MATERIAL PROVIDED =>
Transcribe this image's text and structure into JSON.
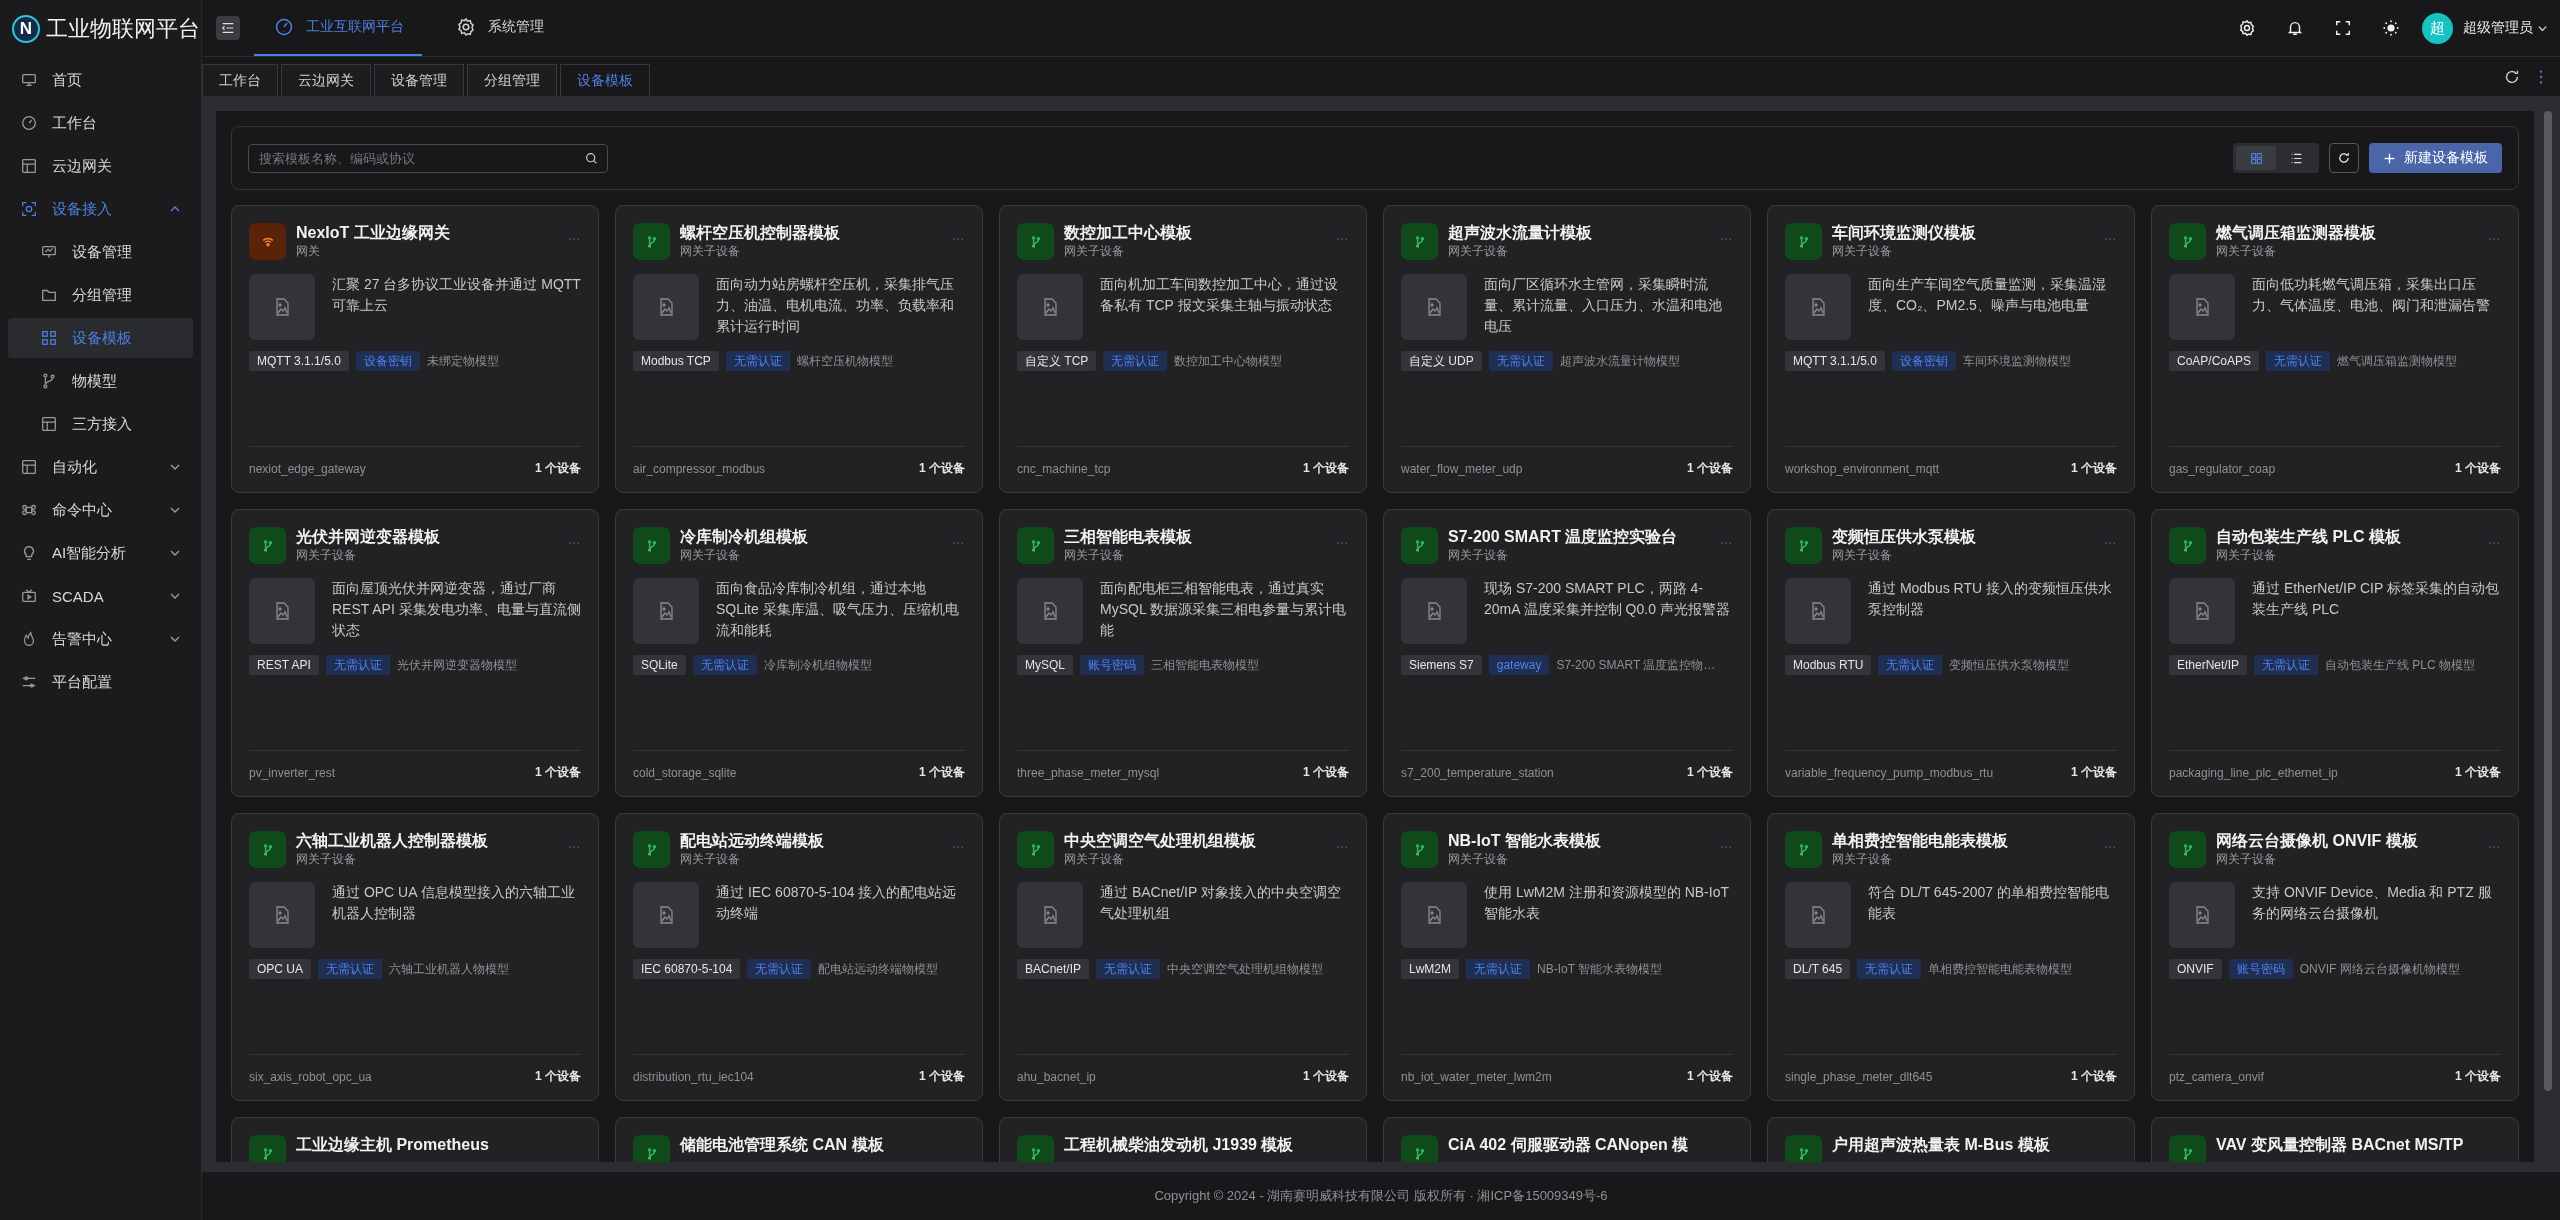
{
  "brand": {
    "logo_mark": "N",
    "title": "工业物联网平台"
  },
  "sidebar": {
    "items": [
      {
        "label": "首页",
        "kind": "link"
      },
      {
        "label": "工作台",
        "kind": "link"
      },
      {
        "label": "云边网关",
        "kind": "link"
      },
      {
        "label": "设备接入",
        "kind": "group",
        "expanded": true,
        "children": [
          {
            "label": "设备管理",
            "selected": false
          },
          {
            "label": "分组管理",
            "selected": false
          },
          {
            "label": "设备模板",
            "selected": true
          },
          {
            "label": "物模型",
            "selected": false
          },
          {
            "label": "三方接入",
            "selected": false
          }
        ]
      },
      {
        "label": "自动化",
        "kind": "group",
        "expanded": false
      },
      {
        "label": "命令中心",
        "kind": "group",
        "expanded": false
      },
      {
        "label": "AI智能分析",
        "kind": "group",
        "expanded": false
      },
      {
        "label": "SCADA",
        "kind": "group",
        "expanded": false
      },
      {
        "label": "告警中心",
        "kind": "group",
        "expanded": false
      },
      {
        "label": "平台配置",
        "kind": "link"
      }
    ]
  },
  "top_nav": [
    {
      "label": "工业互联网平台",
      "selected": true
    },
    {
      "label": "系统管理",
      "selected": false
    }
  ],
  "user": {
    "avatar_text": "超",
    "name": "超级管理员"
  },
  "tabs": [
    {
      "label": "工作台",
      "selected": false
    },
    {
      "label": "云边网关",
      "selected": false
    },
    {
      "label": "设备管理",
      "selected": false
    },
    {
      "label": "分组管理",
      "selected": false
    },
    {
      "label": "设备模板",
      "selected": true
    }
  ],
  "toolbar": {
    "search": {
      "placeholder": "搜索模板名称、编码或协议"
    },
    "view_modes": [
      {
        "kind": "grid",
        "selected": true
      },
      {
        "kind": "list",
        "selected": false
      }
    ],
    "create_button": "新建设备模板"
  },
  "cards": [
    {
      "kind": "gateway",
      "title": "NexIoT 工业边缘网关",
      "type": "网关",
      "description": "汇聚 27 台多协议工业设备并通过 MQTT 可靠上云",
      "protocol": "MQTT 3.1.1/5.0",
      "auth": "设备密钥",
      "model": "未绑定物模型",
      "code": "nexiot_edge_gateway",
      "count": "1 个设备"
    },
    {
      "kind": "subdevice",
      "title": "螺杆空压机控制器模板",
      "type": "网关子设备",
      "description": "面向动力站房螺杆空压机，采集排气压力、油温、电机电流、功率、负载率和累计运行时间",
      "protocol": "Modbus TCP",
      "auth": "无需认证",
      "model": "螺杆空压机物模型",
      "code": "air_compressor_modbus",
      "count": "1 个设备"
    },
    {
      "kind": "subdevice",
      "title": "数控加工中心模板",
      "type": "网关子设备",
      "description": "面向机加工车间数控加工中心，通过设备私有 TCP 报文采集主轴与振动状态",
      "protocol": "自定义 TCP",
      "auth": "无需认证",
      "model": "数控加工中心物模型",
      "code": "cnc_machine_tcp",
      "count": "1 个设备"
    },
    {
      "kind": "subdevice",
      "title": "超声波水流量计模板",
      "type": "网关子设备",
      "description": "面向厂区循环水主管网，采集瞬时流量、累计流量、入口压力、水温和电池电压",
      "protocol": "自定义 UDP",
      "auth": "无需认证",
      "model": "超声波水流量计物模型",
      "code": "water_flow_meter_udp",
      "count": "1 个设备"
    },
    {
      "kind": "subdevice",
      "title": "车间环境监测仪模板",
      "type": "网关子设备",
      "description": "面向生产车间空气质量监测，采集温湿度、CO₂、PM2.5、噪声与电池电量",
      "protocol": "MQTT 3.1.1/5.0",
      "auth": "设备密钥",
      "model": "车间环境监测物模型",
      "code": "workshop_environment_mqtt",
      "count": "1 个设备"
    },
    {
      "kind": "subdevice",
      "title": "燃气调压箱监测器模板",
      "type": "网关子设备",
      "description": "面向低功耗燃气调压箱，采集出口压力、气体温度、电池、阀门和泄漏告警",
      "protocol": "CoAP/CoAPS",
      "auth": "无需认证",
      "model": "燃气调压箱监测物模型",
      "code": "gas_regulator_coap",
      "count": "1 个设备"
    },
    {
      "kind": "subdevice",
      "title": "光伏并网逆变器模板",
      "type": "网关子设备",
      "description": "面向屋顶光伏并网逆变器，通过厂商 REST API 采集发电功率、电量与直流侧状态",
      "protocol": "REST API",
      "auth": "无需认证",
      "model": "光伏并网逆变器物模型",
      "code": "pv_inverter_rest",
      "count": "1 个设备"
    },
    {
      "kind": "subdevice",
      "title": "冷库制冷机组模板",
      "type": "网关子设备",
      "description": "面向食品冷库制冷机组，通过本地 SQLite 采集库温、吸气压力、压缩机电流和能耗",
      "protocol": "SQLite",
      "auth": "无需认证",
      "model": "冷库制冷机组物模型",
      "code": "cold_storage_sqlite",
      "count": "1 个设备"
    },
    {
      "kind": "subdevice",
      "title": "三相智能电表模板",
      "type": "网关子设备",
      "description": "面向配电柜三相智能电表，通过真实 MySQL 数据源采集三相电参量与累计电能",
      "protocol": "MySQL",
      "auth": "账号密码",
      "model": "三相智能电表物模型",
      "code": "three_phase_meter_mysql",
      "count": "1 个设备"
    },
    {
      "kind": "subdevice",
      "title": "S7-200 SMART 温度监控实验台",
      "type": "网关子设备",
      "description": "现场 S7-200 SMART PLC，两路 4-20mA 温度采集并控制 Q0.0 声光报警器",
      "protocol": "Siemens S7",
      "auth": "gateway",
      "model": "S7-200 SMART 温度监控物…",
      "code": "s7_200_temperature_station",
      "count": "1 个设备"
    },
    {
      "kind": "subdevice",
      "title": "变频恒压供水泵模板",
      "type": "网关子设备",
      "description": "通过 Modbus RTU 接入的变频恒压供水泵控制器",
      "protocol": "Modbus RTU",
      "auth": "无需认证",
      "model": "变频恒压供水泵物模型",
      "code": "variable_frequency_pump_modbus_rtu",
      "count": "1 个设备"
    },
    {
      "kind": "subdevice",
      "title": "自动包装生产线 PLC 模板",
      "type": "网关子设备",
      "description": "通过 EtherNet/IP CIP 标签采集的自动包装生产线 PLC",
      "protocol": "EtherNet/IP",
      "auth": "无需认证",
      "model": "自动包装生产线 PLC 物模型",
      "code": "packaging_line_plc_ethernet_ip",
      "count": "1 个设备"
    },
    {
      "kind": "subdevice",
      "title": "六轴工业机器人控制器模板",
      "type": "网关子设备",
      "description": "通过 OPC UA 信息模型接入的六轴工业机器人控制器",
      "protocol": "OPC UA",
      "auth": "无需认证",
      "model": "六轴工业机器人物模型",
      "code": "six_axis_robot_opc_ua",
      "count": "1 个设备"
    },
    {
      "kind": "subdevice",
      "title": "配电站远动终端模板",
      "type": "网关子设备",
      "description": "通过 IEC 60870-5-104 接入的配电站远动终端",
      "protocol": "IEC 60870-5-104",
      "auth": "无需认证",
      "model": "配电站远动终端物模型",
      "code": "distribution_rtu_iec104",
      "count": "1 个设备"
    },
    {
      "kind": "subdevice",
      "title": "中央空调空气处理机组模板",
      "type": "网关子设备",
      "description": "通过 BACnet/IP 对象接入的中央空调空气处理机组",
      "protocol": "BACnet/IP",
      "auth": "无需认证",
      "model": "中央空调空气处理机组物模型",
      "code": "ahu_bacnet_ip",
      "count": "1 个设备"
    },
    {
      "kind": "subdevice",
      "title": "NB-IoT 智能水表模板",
      "type": "网关子设备",
      "description": "使用 LwM2M 注册和资源模型的 NB-IoT 智能水表",
      "protocol": "LwM2M",
      "auth": "无需认证",
      "model": "NB-IoT 智能水表物模型",
      "code": "nb_iot_water_meter_lwm2m",
      "count": "1 个设备"
    },
    {
      "kind": "subdevice",
      "title": "单相费控智能电能表模板",
      "type": "网关子设备",
      "description": "符合 DL/T 645-2007 的单相费控智能电能表",
      "protocol": "DL/T 645",
      "auth": "无需认证",
      "model": "单相费控智能电能表物模型",
      "code": "single_phase_meter_dlt645",
      "count": "1 个设备"
    },
    {
      "kind": "subdevice",
      "title": "网络云台摄像机 ONVIF 模板",
      "type": "网关子设备",
      "description": "支持 ONVIF Device、Media 和 PTZ 服务的网络云台摄像机",
      "protocol": "ONVIF",
      "auth": "账号密码",
      "model": "ONVIF 网络云台摄像机物模型",
      "code": "ptz_camera_onvif",
      "count": "1 个设备"
    },
    {
      "kind": "partial",
      "title": "工业边缘主机 Prometheus"
    },
    {
      "kind": "partial",
      "title": "储能电池管理系统 CAN 模板"
    },
    {
      "kind": "partial",
      "title": "工程机械柴油发动机 J1939 模板"
    },
    {
      "kind": "partial",
      "title": "CiA 402 伺服驱动器 CANopen 模"
    },
    {
      "kind": "partial",
      "title": "户用超声波热量表 M-Bus 模板"
    },
    {
      "kind": "partial",
      "title": "VAV 变风量控制器 BACnet MS/TP"
    }
  ],
  "footer": "Copyright © 2024 - 湖南赛明威科技有限公司 版权所有 · 湘ICP备15009349号-6"
}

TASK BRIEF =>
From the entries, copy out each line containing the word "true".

SOLUTION TO THIS TASK =>
        "expanded": true,
            "selected": true
      "selected": true
      "selected": true
        "selected": true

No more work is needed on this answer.